Washington, D.C. – In case you missed it, today, the House Education and the Workforce Committee Subcommittee on Higher Education and Workforce Development held a hearing on the negative impact of Diversity, Equity, and Inclusion (DEI) policies and practices on college campuses.

Congresswoman Elise Stefanik questioned witnesses about DEI offices at elite universities, including Harvard University, failing to adequately address the concerns of Jewish students regarding the rise of antisemitism on their campuses. 



Watch her full line of questioning here. 

Read a full transcript of her line of questioning below:

Congresswoman Stefanik: “Dr. Goldfarb, in our on-going investigation of higher ed institutions and the increase of antisemitism that is on display at Harvard, Penn, MIT–the three schools we had here–but beyond that throughout colleges and universities, one theme that is very concerning to me is the offices of DEI on these campuses are inherently antisemitic and I’ll give you an example from my alma mater Harvard. Even prior to the October 7th Hamas attacks against Israel and the failure of Harvard’s leadership to protect Jewish students on campus, hundreds of Jewish students reached out to Harvard’s office of DEI raising concerns about the rise of antisemitism, and they did not even receive a single response from the office of DEI. So can you comment? I know that you’ve watched, as a former dean of Penn’s med school you watch what’s happening on that campus. But can you talk to me about how all these offices of DEI fuel this increase in antisemitism.” 

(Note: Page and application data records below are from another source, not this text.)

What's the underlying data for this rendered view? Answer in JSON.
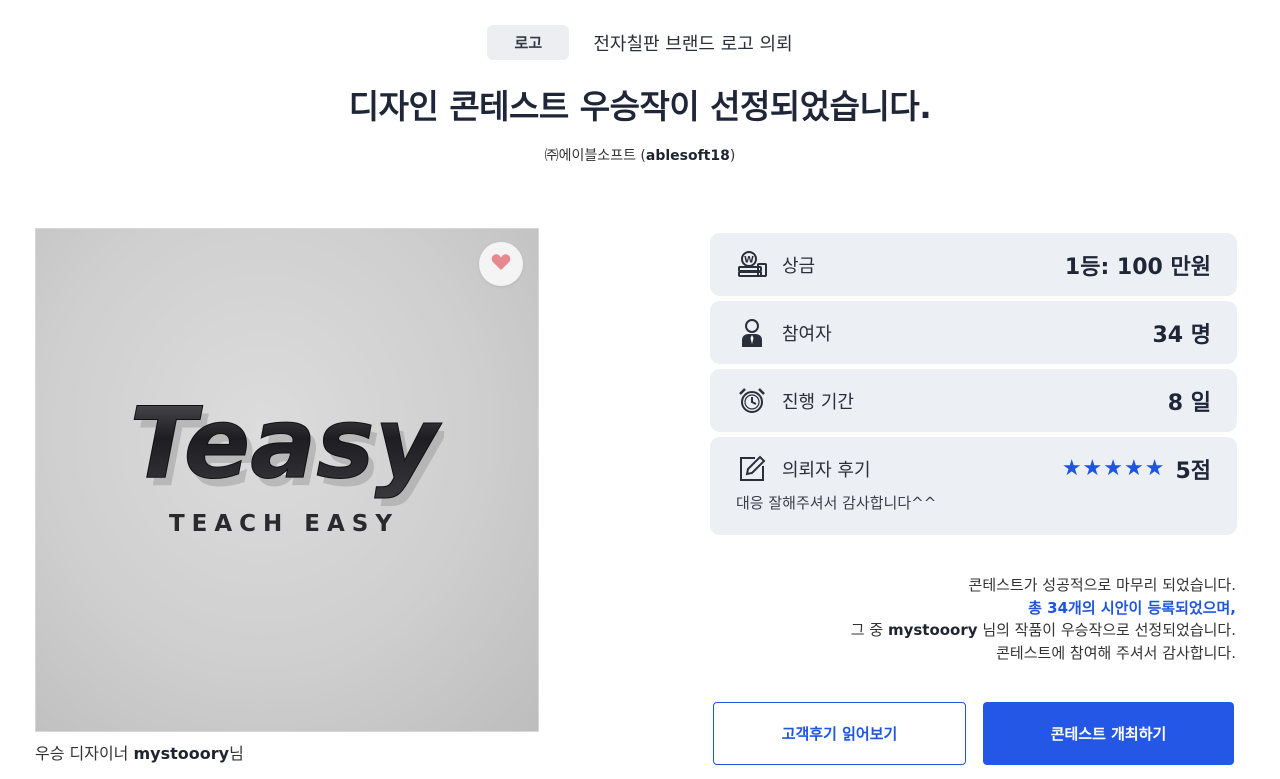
{
  "header": {
    "category": "로고",
    "subject": "전자칠판 브랜드 로고 의뢰",
    "title": "디자인 콘테스트 우승작이 선정되었습니다.",
    "client_name": "㈜에이블소프트 (",
    "client_id": "ablesoft18",
    "client_close": ")"
  },
  "winner": {
    "logo_main": "Teasy",
    "logo_sub": "TEACH EASY",
    "designer_prefix": "우승 디자이너 ",
    "designer_name": "mystooory",
    "designer_suffix": "님",
    "like_icon": "heart-icon"
  },
  "info": {
    "prize_label": "상금",
    "prize_value": "1등: 100 만원",
    "participants_label": "참여자",
    "participants_value": "34 명",
    "duration_label": "진행 기간",
    "duration_value": "8 일",
    "review_label": "의뢰자 후기",
    "review_stars": "★★★★★",
    "review_score": "5점",
    "review_rating": 5,
    "review_text": "대응 잘해주셔서 감사합니다^^"
  },
  "summary": {
    "line1": "콘테스트가 성공적으로 마무리 되었습니다.",
    "line2": "총 34개의 시안이 등록되었으며,",
    "line3_prefix": "그 중 ",
    "line3_name": "mystooory",
    "line3_suffix": " 님의 작품이 우승작으로 선정되었습니다.",
    "line4": "콘테스트에 참여해 주셔서 감사합니다."
  },
  "buttons": {
    "reviews": "고객후기 읽어보기",
    "host": "콘테스트 개최하기"
  },
  "colors": {
    "accent": "#2457e6",
    "card_bg": "#eceff3",
    "heart": "#e8898f"
  }
}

Dr. Stanley Goldfarb, Chair, Do No Harm, Bryn Mawr, Pennsylvania: “Yeah, you know, we’ve written about it and Dr. Greene here has write about it quite extensively as well. I think the point is that once you start dealing with this identity politics, once you start thinking about people as members of groups, he’s pointed out how Jews suddenly become the oppressor simply because of their prominence in these academic institutions. Once identity politics takes over, then one of the natural consequences of it is divisiveness and antagonism between groups because now we’re putting people into these groups. Yascha Mounk has recently written about this in his book, The Identity Trap, and points out, as a man of the Left, what a great concern this is for American life. And I think what we’re seeing in the antisemitism that’s really sprung up terribly in the last few months has been the natural outcome of thinking about people as members of groups rather than thinking about people as individuals. And I think in medical school, in colleges, and in undergraduates, that’s what we’re seeing. I think that these students have decided, that are parading and demonstrating this antisemitic sentiment, they see the Jewish students as members of a group, not as individuals, not as their friends, not as co-students, but as members of a group. And once you go down that path, this is the consequence of it. This is why it’s so divisive in America.” 

Congresswoman Stefanik: “And Dr. Greene, would you like to answer the question as well?”

Dr. Jay Greene, Senior Research Fellow, The Heritage Foundation's Center for Education Policy, Fayetteville, Arkansas: “Sure, I agree entirely with Dr. Goldfarb’s comments and just say that we systematically measured this. In a study we did with 741 DEI officers we examined their social media–Twitter feeds–and we observed shocking levels of antisemitism coming from people with a professional obligation not to do that. It’s as if we studied doctors and found that they were smokers. It’s not something you’d expect from people in an occupation and, yet, DEI staff are active promoters of antisemitism in their social media feeds and it’s not surprising that they also facilitate it on campus.”